• _EXERCISE AIM_: What do the entries below say? Restate them word for word.

Top of GIVEN RECORDS

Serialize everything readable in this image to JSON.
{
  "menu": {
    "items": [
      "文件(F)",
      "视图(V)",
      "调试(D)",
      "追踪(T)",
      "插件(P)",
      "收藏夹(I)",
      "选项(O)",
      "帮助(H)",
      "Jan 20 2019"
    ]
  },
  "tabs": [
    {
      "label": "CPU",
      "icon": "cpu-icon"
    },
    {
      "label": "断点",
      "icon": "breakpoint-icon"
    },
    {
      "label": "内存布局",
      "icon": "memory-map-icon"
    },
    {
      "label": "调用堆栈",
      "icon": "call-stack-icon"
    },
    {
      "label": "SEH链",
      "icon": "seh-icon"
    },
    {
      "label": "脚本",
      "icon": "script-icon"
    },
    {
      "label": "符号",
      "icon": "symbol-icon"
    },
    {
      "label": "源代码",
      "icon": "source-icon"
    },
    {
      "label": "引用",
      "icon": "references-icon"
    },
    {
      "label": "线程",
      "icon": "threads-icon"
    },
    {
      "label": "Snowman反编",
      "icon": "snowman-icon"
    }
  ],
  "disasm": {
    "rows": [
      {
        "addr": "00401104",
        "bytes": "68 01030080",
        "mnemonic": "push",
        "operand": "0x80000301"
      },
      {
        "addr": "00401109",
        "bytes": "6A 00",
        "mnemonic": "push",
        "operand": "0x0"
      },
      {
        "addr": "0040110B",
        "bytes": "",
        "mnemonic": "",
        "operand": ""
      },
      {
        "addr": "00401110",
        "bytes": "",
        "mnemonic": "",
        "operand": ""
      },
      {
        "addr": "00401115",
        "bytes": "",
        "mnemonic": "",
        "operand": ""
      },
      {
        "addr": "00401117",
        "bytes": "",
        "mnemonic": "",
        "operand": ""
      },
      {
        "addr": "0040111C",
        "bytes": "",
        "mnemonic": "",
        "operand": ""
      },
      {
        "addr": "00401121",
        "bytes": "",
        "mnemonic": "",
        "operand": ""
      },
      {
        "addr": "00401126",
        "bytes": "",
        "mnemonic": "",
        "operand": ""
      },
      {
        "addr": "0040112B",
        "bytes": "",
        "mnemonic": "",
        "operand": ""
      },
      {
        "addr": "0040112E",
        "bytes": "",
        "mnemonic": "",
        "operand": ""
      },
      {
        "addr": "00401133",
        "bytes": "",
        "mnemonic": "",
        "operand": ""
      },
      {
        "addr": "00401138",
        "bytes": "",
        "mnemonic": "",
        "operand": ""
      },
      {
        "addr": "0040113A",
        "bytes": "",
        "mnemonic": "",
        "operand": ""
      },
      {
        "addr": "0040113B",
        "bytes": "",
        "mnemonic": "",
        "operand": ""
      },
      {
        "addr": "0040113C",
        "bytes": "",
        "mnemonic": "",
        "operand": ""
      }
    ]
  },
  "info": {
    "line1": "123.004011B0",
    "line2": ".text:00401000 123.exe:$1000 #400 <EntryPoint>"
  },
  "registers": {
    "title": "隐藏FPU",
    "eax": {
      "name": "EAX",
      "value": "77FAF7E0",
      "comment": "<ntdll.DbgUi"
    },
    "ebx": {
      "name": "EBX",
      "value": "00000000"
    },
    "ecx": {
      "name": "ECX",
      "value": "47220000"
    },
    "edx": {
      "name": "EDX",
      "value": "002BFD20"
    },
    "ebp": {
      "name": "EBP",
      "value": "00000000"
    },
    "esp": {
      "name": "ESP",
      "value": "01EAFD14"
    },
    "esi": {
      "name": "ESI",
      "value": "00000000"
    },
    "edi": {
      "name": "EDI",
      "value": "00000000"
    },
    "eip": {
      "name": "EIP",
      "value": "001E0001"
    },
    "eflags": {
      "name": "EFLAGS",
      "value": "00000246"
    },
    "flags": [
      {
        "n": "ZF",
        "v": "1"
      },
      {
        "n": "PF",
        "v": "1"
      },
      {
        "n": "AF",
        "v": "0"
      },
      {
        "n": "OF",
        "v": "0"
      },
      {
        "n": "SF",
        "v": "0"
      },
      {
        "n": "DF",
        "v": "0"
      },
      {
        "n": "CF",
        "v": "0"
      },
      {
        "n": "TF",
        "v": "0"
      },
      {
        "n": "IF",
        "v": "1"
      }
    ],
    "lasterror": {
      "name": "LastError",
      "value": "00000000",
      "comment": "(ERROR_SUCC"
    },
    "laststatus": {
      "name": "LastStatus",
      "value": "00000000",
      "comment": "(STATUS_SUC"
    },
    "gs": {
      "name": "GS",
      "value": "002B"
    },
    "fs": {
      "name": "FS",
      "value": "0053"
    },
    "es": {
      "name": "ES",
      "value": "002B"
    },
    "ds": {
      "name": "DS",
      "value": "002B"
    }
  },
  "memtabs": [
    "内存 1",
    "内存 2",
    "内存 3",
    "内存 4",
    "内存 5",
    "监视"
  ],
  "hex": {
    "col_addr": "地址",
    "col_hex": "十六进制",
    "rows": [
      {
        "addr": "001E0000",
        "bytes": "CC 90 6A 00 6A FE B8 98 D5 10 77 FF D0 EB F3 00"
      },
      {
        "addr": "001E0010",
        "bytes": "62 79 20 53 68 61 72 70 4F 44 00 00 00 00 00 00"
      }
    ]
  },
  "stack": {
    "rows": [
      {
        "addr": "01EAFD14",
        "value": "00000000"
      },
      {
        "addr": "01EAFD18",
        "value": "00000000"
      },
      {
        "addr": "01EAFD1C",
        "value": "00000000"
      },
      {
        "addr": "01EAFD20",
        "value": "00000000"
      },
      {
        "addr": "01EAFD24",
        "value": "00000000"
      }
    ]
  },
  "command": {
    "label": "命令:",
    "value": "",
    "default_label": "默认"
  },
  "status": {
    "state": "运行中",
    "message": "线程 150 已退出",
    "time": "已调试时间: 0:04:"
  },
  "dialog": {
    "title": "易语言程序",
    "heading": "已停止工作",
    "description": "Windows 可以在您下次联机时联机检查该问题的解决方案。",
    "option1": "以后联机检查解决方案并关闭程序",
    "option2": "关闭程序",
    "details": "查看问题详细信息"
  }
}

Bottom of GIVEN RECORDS

• _TASK RESULT_:
Serialize everything readable in this image to JSON.
{
  "menu": {
    "items": [
      "文件(F)",
      "视图(V)",
      "调试(D)",
      "追踪(T)",
      "插件(P)",
      "收藏夹(I)",
      "选项(O)",
      "帮助(H)",
      "Jan 20 2019"
    ]
  },
  "tabs": [
    {
      "label": "CPU",
      "icon": "cpu-icon"
    },
    {
      "label": "断点",
      "icon": "breakpoint-icon"
    },
    {
      "label": "内存布局",
      "icon": "memory-map-icon"
    },
    {
      "label": "调用堆栈",
      "icon": "call-stack-icon"
    },
    {
      "label": "SEH链",
      "icon": "seh-icon"
    },
    {
      "label": "脚本",
      "icon": "script-icon"
    },
    {
      "label": "符号",
      "icon": "symbol-icon"
    },
    {
      "label": "源代码",
      "icon": "source-icon"
    },
    {
      "label": "引用",
      "icon": "references-icon"
    },
    {
      "label": "线程",
      "icon": "threads-icon"
    },
    {
      "label": "Snowman反编",
      "icon": "snowman-icon"
    }
  ],
  "disasm": {
    "rows": [
      {
        "addr": "00401104",
        "bytes": "68 01030080",
        "mnemonic": "push",
        "operand": "0x80000301"
      },
      {
        "addr": "00401109",
        "bytes": "6A 00",
        "mnemonic": "push",
        "operand": "0x0"
      },
      {
        "addr": "0040110B",
        "bytes": "",
        "mnemonic": "",
        "operand": ""
      },
      {
        "addr": "00401110",
        "bytes": "",
        "mnemonic": "",
        "operand": ""
      },
      {
        "addr": "00401115",
        "bytes": "",
        "mnemonic": "",
        "operand": ""
      },
      {
        "addr": "00401117",
        "bytes": "",
        "mnemonic": "",
        "operand": ""
      },
      {
        "addr": "0040111C",
        "bytes": "",
        "mnemonic": "",
        "operand": ""
      },
      {
        "addr": "00401121",
        "bytes": "",
        "mnemonic": "",
        "operand": ""
      },
      {
        "addr": "00401126",
        "bytes": "",
        "mnemonic": "",
        "operand": ""
      },
      {
        "addr": "0040112B",
        "bytes": "",
        "mnemonic": "",
        "operand": ""
      },
      {
        "addr": "0040112E",
        "bytes": "",
        "mnemonic": "",
        "operand": ""
      },
      {
        "addr": "00401133",
        "bytes": "",
        "mnemonic": "",
        "operand": ""
      },
      {
        "addr": "00401138",
        "bytes": "",
        "mnemonic": "",
        "operand": ""
      },
      {
        "addr": "0040113A",
        "bytes": "",
        "mnemonic": "",
        "operand": ""
      },
      {
        "addr": "0040113B",
        "bytes": "",
        "mnemonic": "",
        "operand": ""
      },
      {
        "addr": "0040113C",
        "bytes": "",
        "mnemonic": "",
        "operand": ""
      }
    ]
  },
  "info": {
    "line1": "123.004011B0",
    "line2": ".text:00401000 123.exe:$1000 #400 <EntryPoint>"
  },
  "registers": {
    "title": "隐藏FPU",
    "eax": {
      "name": "EAX",
      "value": "77FAF7E0",
      "comment": "<ntdll.DbgUi"
    },
    "ebx": {
      "name": "EBX",
      "value": "00000000"
    },
    "ecx": {
      "name": "ECX",
      "value": "47220000"
    },
    "edx": {
      "name": "EDX",
      "value": "002BFD20"
    },
    "ebp": {
      "name": "EBP",
      "value": "00000000"
    },
    "esp": {
      "name": "ESP",
      "value": "01EAFD14"
    },
    "esi": {
      "name": "ESI",
      "value": "00000000"
    },
    "edi": {
      "name": "EDI",
      "value": "00000000"
    },
    "eip": {
      "name": "EIP",
      "value": "001E0001"
    },
    "eflags": {
      "name": "EFLAGS",
      "value": "00000246"
    },
    "flags": [
      {
        "n": "ZF",
        "v": "1"
      },
      {
        "n": "PF",
        "v": "1"
      },
      {
        "n": "AF",
        "v": "0"
      },
      {
        "n": "OF",
        "v": "0"
      },
      {
        "n": "SF",
        "v": "0"
      },
      {
        "n": "DF",
        "v": "0"
      },
      {
        "n": "CF",
        "v": "0"
      },
      {
        "n": "TF",
        "v": "0"
      },
      {
        "n": "IF",
        "v": "1"
      }
    ],
    "lasterror": {
      "name": "LastError",
      "value": "00000000",
      "comment": "(ERROR_SUCC"
    },
    "laststatus": {
      "name": "LastStatus",
      "value": "00000000",
      "comment": "(STATUS_SUC"
    },
    "gs": {
      "name": "GS",
      "value": "002B"
    },
    "fs": {
      "name": "FS",
      "value": "0053"
    },
    "es": {
      "name": "ES",
      "value": "002B"
    },
    "ds": {
      "name": "DS",
      "value": "002B"
    }
  },
  "memtabs": [
    "内存 1",
    "内存 2",
    "内存 3",
    "内存 4",
    "内存 5",
    "监视"
  ],
  "hex": {
    "col_addr": "地址",
    "col_hex": "十六进制",
    "rows": [
      {
        "addr": "001E0000",
        "bytes": "CC 90 6A 00 6A FE B8 98 D5 10 77 FF D0 EB F3 00"
      },
      {
        "addr": "001E0010",
        "bytes": "62 79 20 53 68 61 72 70 4F 44 00 00 00 00 00 00"
      }
    ]
  },
  "stack": {
    "rows": [
      {
        "addr": "01EAFD14",
        "value": "00000000"
      },
      {
        "addr": "01EAFD18",
        "value": "00000000"
      },
      {
        "addr": "01EAFD1C",
        "value": "00000000"
      },
      {
        "addr": "01EAFD20",
        "value": "00000000"
      },
      {
        "addr": "01EAFD24",
        "value": "00000000"
      }
    ]
  },
  "command": {
    "label": "命令:",
    "value": "",
    "default_label": "默认"
  },
  "status": {
    "state": "运行中",
    "message": "线程 150 已退出",
    "time": "已调试时间: 0:04:"
  },
  "dialog": {
    "title": "易语言程序",
    "heading": "已停止工作",
    "description": "Windows 可以在您下次联机时联机检查该问题的解决方案。",
    "option1": "以后联机检查解决方案并关闭程序",
    "option2": "关闭程序",
    "details": "查看问题详细信息"
  }
}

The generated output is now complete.